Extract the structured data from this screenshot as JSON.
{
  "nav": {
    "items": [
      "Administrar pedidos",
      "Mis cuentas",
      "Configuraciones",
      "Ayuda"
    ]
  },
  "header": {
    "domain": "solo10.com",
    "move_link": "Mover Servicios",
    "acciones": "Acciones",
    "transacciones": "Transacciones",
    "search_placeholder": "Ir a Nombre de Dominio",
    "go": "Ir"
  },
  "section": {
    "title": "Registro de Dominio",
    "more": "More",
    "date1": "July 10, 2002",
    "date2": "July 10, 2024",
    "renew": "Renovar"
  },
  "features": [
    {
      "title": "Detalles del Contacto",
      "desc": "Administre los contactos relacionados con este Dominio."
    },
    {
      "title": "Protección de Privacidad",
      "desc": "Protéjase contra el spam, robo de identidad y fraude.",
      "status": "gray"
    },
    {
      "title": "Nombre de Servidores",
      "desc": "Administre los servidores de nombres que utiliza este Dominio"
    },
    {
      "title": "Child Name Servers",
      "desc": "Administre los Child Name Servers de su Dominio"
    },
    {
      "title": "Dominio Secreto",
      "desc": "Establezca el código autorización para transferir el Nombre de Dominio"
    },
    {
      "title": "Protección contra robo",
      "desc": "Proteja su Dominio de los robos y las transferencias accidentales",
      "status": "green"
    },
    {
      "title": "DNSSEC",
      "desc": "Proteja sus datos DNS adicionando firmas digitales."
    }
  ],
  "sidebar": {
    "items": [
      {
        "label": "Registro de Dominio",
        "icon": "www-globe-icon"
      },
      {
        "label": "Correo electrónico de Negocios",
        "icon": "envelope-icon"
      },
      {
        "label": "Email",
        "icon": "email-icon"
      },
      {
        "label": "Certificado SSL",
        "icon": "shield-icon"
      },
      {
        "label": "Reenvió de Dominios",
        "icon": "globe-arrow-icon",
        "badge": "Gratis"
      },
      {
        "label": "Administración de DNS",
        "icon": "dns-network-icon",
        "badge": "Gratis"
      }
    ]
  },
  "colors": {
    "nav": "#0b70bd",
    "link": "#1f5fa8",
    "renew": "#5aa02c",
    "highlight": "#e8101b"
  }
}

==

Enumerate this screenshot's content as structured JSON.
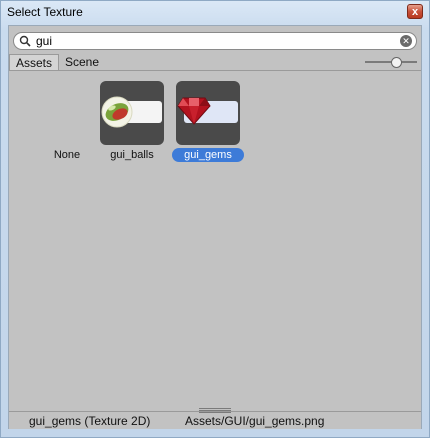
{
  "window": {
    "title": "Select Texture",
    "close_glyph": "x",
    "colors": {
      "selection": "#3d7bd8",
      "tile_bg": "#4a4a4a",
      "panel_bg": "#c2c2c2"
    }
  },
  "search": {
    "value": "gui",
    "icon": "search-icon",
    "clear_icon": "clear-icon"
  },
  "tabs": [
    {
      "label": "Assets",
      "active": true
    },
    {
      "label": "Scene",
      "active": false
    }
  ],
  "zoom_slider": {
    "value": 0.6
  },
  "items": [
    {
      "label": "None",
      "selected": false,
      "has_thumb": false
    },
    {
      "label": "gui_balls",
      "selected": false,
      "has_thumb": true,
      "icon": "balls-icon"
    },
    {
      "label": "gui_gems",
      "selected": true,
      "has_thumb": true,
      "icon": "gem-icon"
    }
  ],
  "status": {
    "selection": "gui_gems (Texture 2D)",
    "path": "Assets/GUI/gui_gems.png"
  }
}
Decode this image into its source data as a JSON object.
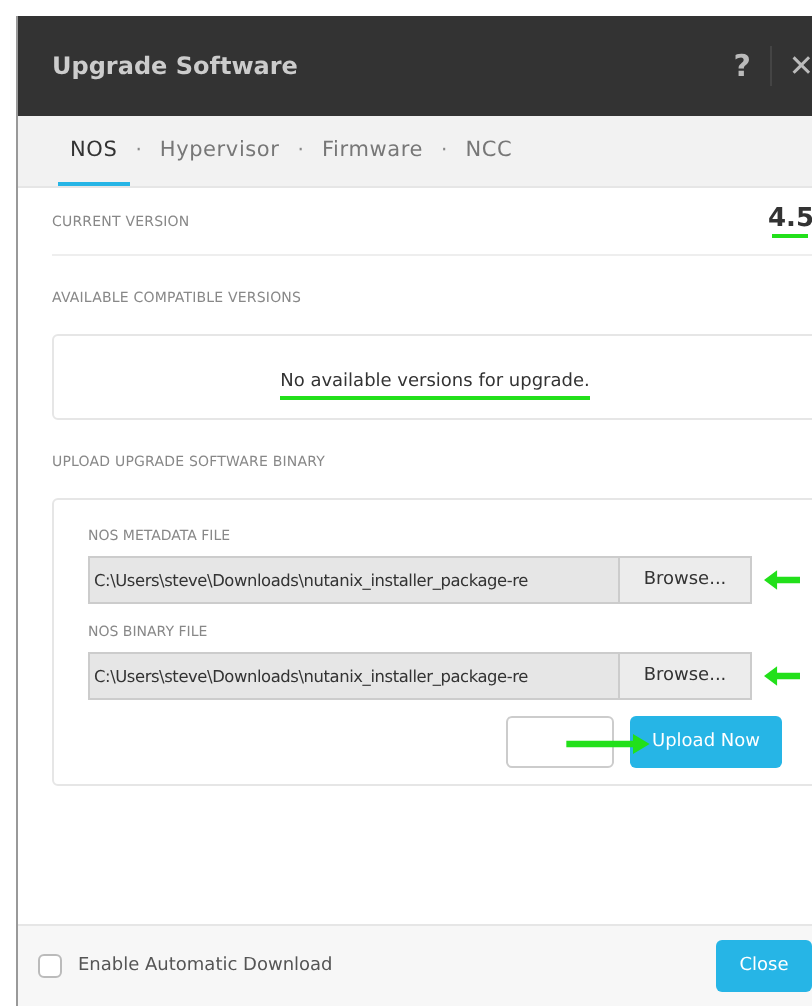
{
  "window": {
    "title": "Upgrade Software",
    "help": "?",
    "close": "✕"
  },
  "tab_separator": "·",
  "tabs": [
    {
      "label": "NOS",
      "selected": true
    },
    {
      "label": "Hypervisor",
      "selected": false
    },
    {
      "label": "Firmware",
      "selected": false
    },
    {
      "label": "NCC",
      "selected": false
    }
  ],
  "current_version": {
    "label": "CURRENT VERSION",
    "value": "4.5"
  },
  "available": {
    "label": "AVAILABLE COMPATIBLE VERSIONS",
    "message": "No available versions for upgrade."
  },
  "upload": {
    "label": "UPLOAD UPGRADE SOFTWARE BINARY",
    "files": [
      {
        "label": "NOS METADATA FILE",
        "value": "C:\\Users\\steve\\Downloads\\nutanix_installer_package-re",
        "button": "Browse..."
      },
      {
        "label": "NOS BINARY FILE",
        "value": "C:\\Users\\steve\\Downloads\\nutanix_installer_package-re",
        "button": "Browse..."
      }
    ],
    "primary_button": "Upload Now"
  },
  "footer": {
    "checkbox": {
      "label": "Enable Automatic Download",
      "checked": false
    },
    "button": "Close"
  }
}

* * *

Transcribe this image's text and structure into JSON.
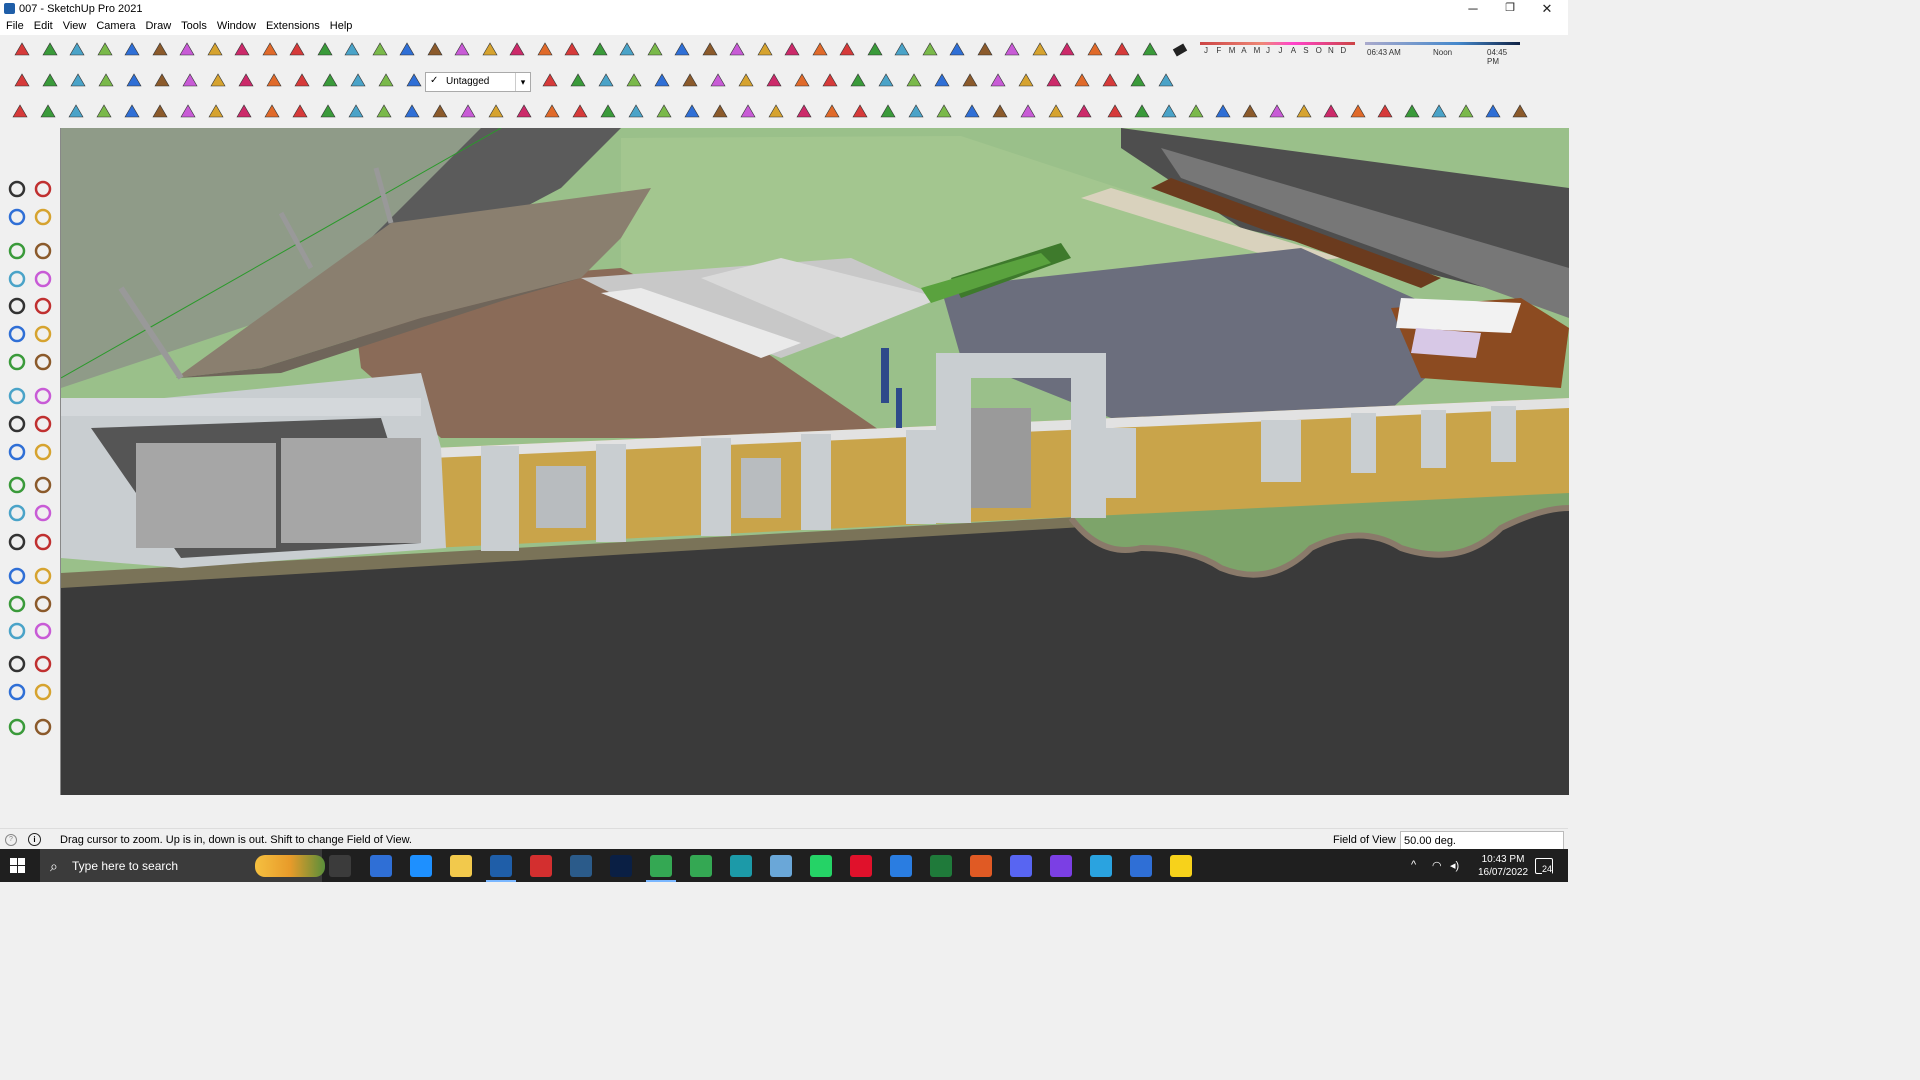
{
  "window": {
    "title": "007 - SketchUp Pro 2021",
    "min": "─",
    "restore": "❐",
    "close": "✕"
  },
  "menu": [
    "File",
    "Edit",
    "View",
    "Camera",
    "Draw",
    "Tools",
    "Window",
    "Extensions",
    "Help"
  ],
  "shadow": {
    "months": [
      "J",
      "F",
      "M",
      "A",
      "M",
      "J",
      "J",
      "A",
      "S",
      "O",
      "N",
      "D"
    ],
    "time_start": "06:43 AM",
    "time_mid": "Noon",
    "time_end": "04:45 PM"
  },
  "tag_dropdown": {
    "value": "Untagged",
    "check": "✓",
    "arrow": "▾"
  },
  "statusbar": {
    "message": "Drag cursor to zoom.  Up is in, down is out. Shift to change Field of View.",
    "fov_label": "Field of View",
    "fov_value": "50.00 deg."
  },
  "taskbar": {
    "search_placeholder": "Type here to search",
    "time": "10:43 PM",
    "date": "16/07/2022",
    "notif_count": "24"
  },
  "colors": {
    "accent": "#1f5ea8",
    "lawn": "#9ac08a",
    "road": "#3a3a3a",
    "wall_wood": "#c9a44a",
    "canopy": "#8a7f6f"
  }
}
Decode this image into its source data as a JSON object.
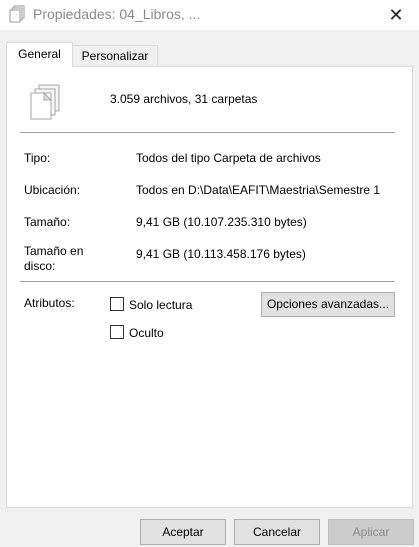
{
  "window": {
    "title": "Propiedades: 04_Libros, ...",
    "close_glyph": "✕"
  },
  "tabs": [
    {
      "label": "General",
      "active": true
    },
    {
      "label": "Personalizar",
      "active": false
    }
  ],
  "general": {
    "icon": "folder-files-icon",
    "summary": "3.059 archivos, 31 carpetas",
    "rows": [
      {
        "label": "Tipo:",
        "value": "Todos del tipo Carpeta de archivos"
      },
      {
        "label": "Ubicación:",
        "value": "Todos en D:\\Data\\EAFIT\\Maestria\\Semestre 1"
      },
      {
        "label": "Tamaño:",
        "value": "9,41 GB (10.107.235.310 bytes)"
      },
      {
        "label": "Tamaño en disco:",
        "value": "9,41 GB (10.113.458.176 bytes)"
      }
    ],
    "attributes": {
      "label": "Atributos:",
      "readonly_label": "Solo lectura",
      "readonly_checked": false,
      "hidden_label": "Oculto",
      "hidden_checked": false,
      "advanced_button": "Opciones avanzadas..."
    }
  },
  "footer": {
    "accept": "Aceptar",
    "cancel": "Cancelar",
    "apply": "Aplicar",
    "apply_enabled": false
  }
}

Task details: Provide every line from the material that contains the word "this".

The completed task:
Extract the structured data from this screenshot as JSON.
Enumerate this screenshot's content as structured JSON.
Decode this image into its source data as a JSON object.
Transcribe this image's text and structure into JSON.
Decode this image into its source data as a JSON object.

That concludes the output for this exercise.